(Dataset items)
+ + + + +
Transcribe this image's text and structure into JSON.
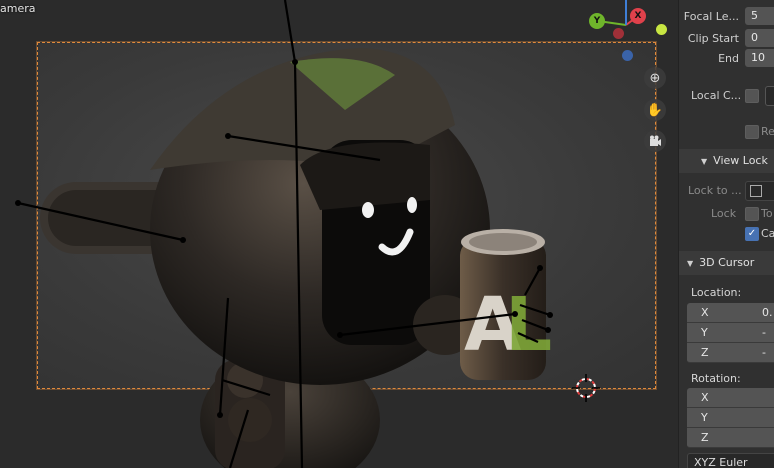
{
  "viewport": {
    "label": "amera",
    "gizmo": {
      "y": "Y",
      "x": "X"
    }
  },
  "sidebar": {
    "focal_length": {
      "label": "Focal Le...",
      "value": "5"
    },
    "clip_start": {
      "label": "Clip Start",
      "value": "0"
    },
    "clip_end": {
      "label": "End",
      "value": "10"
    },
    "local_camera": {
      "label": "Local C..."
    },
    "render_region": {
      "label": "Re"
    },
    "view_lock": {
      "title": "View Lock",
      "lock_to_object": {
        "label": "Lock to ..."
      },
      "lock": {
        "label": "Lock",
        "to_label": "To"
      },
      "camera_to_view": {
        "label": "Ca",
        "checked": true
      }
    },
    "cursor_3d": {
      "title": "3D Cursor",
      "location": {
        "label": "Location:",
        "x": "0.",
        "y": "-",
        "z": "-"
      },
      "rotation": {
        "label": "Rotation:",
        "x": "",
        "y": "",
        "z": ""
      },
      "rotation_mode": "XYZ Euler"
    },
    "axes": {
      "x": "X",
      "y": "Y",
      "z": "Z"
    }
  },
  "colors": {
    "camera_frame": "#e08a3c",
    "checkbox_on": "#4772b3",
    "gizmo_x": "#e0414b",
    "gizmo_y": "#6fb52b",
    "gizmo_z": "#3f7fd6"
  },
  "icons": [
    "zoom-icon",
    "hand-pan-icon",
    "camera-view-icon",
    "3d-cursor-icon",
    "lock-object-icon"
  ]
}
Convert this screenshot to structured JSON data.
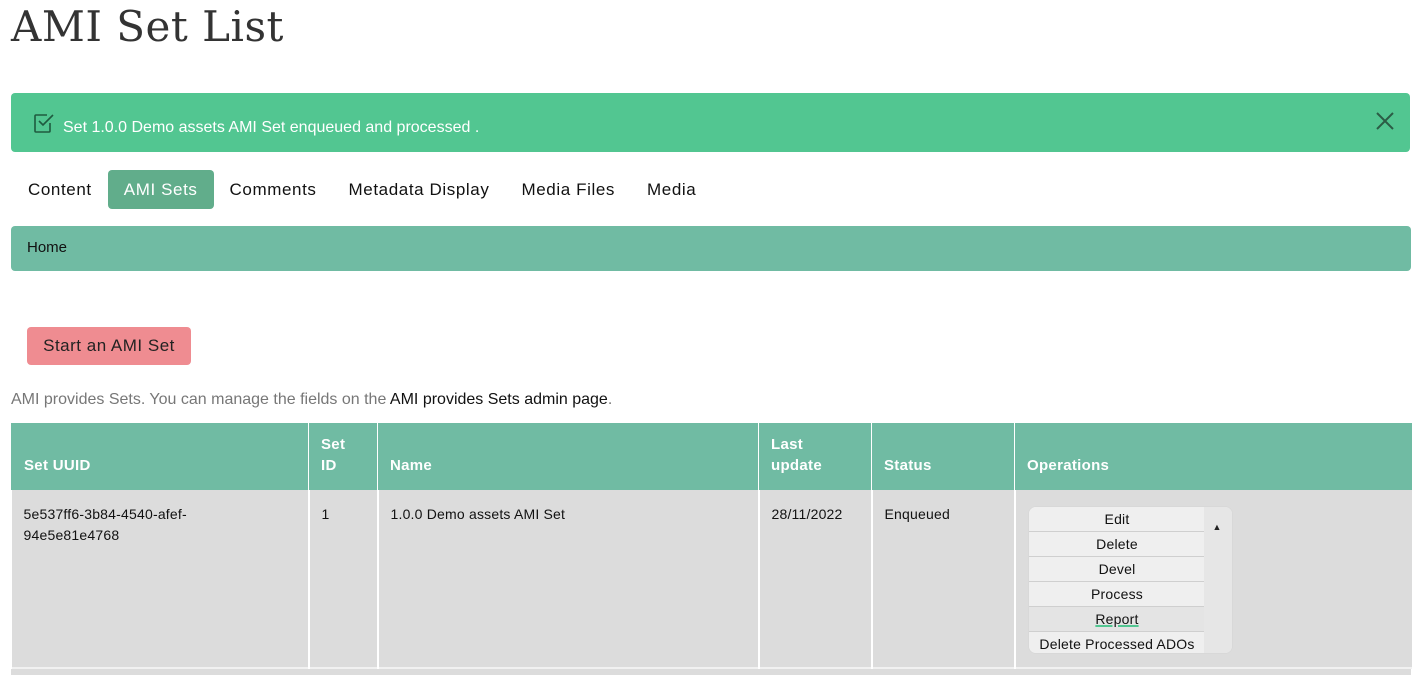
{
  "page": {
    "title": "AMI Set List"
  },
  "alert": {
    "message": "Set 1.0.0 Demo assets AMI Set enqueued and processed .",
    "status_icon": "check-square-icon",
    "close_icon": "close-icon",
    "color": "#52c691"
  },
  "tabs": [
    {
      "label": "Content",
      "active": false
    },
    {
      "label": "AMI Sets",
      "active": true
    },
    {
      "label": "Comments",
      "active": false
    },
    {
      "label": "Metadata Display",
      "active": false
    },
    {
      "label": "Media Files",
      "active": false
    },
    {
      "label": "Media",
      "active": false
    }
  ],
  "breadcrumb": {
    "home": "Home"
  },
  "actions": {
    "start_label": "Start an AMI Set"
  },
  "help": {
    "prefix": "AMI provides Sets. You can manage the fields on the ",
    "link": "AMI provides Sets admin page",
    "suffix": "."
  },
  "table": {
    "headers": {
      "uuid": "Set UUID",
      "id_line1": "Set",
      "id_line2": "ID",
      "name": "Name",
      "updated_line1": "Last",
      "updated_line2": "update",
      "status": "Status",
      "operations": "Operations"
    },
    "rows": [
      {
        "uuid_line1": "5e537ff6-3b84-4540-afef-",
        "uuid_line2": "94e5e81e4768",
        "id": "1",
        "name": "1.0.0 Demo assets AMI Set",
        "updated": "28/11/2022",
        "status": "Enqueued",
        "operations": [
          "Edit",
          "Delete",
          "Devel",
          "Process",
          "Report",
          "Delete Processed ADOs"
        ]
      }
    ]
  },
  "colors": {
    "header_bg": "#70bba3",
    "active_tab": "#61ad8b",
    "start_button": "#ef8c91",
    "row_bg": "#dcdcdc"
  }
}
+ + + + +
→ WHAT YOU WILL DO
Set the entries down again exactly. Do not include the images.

→ RESPONSE BOX
Transcribe this image's text and structure into JSON.
{
  "viewport": {
    "label": "amera",
    "gizmo": {
      "y": "Y",
      "x": "X"
    }
  },
  "sidebar": {
    "focal_length": {
      "label": "Focal Le...",
      "value": "5"
    },
    "clip_start": {
      "label": "Clip Start",
      "value": "0"
    },
    "clip_end": {
      "label": "End",
      "value": "10"
    },
    "local_camera": {
      "label": "Local C..."
    },
    "render_region": {
      "label": "Re"
    },
    "view_lock": {
      "title": "View Lock",
      "lock_to_object": {
        "label": "Lock to ..."
      },
      "lock": {
        "label": "Lock",
        "to_label": "To"
      },
      "camera_to_view": {
        "label": "Ca",
        "checked": true
      }
    },
    "cursor_3d": {
      "title": "3D Cursor",
      "location": {
        "label": "Location:",
        "x": "0.",
        "y": "-",
        "z": "-"
      },
      "rotation": {
        "label": "Rotation:",
        "x": "",
        "y": "",
        "z": ""
      },
      "rotation_mode": "XYZ Euler"
    },
    "axes": {
      "x": "X",
      "y": "Y",
      "z": "Z"
    }
  },
  "colors": {
    "camera_frame": "#e08a3c",
    "checkbox_on": "#4772b3",
    "gizmo_x": "#e0414b",
    "gizmo_y": "#6fb52b",
    "gizmo_z": "#3f7fd6"
  },
  "icons": [
    "zoom-icon",
    "hand-pan-icon",
    "camera-view-icon",
    "3d-cursor-icon",
    "lock-object-icon"
  ]
}
Convert this screenshot to structured JSON data.
{
  "page": {
    "title": "AMI Set List"
  },
  "alert": {
    "message": "Set 1.0.0 Demo assets AMI Set enqueued and processed .",
    "status_icon": "check-square-icon",
    "close_icon": "close-icon",
    "color": "#52c691"
  },
  "tabs": [
    {
      "label": "Content",
      "active": false
    },
    {
      "label": "AMI Sets",
      "active": true
    },
    {
      "label": "Comments",
      "active": false
    },
    {
      "label": "Metadata Display",
      "active": false
    },
    {
      "label": "Media Files",
      "active": false
    },
    {
      "label": "Media",
      "active": false
    }
  ],
  "breadcrumb": {
    "home": "Home"
  },
  "actions": {
    "start_label": "Start an AMI Set"
  },
  "help": {
    "prefix": "AMI provides Sets. You can manage the fields on the ",
    "link": "AMI provides Sets admin page",
    "suffix": "."
  },
  "table": {
    "headers": {
      "uuid": "Set UUID",
      "id_line1": "Set",
      "id_line2": "ID",
      "name": "Name",
      "updated_line1": "Last",
      "updated_line2": "update",
      "status": "Status",
      "operations": "Operations"
    },
    "rows": [
      {
        "uuid_line1": "5e537ff6-3b84-4540-afef-",
        "uuid_line2": "94e5e81e4768",
        "id": "1",
        "name": "1.0.0 Demo assets AMI Set",
        "updated": "28/11/2022",
        "status": "Enqueued",
        "operations": [
          "Edit",
          "Delete",
          "Devel",
          "Process",
          "Report",
          "Delete Processed ADOs"
        ]
      }
    ]
  },
  "colors": {
    "header_bg": "#70bba3",
    "active_tab": "#61ad8b",
    "start_button": "#ef8c91",
    "row_bg": "#dcdcdc"
  }
}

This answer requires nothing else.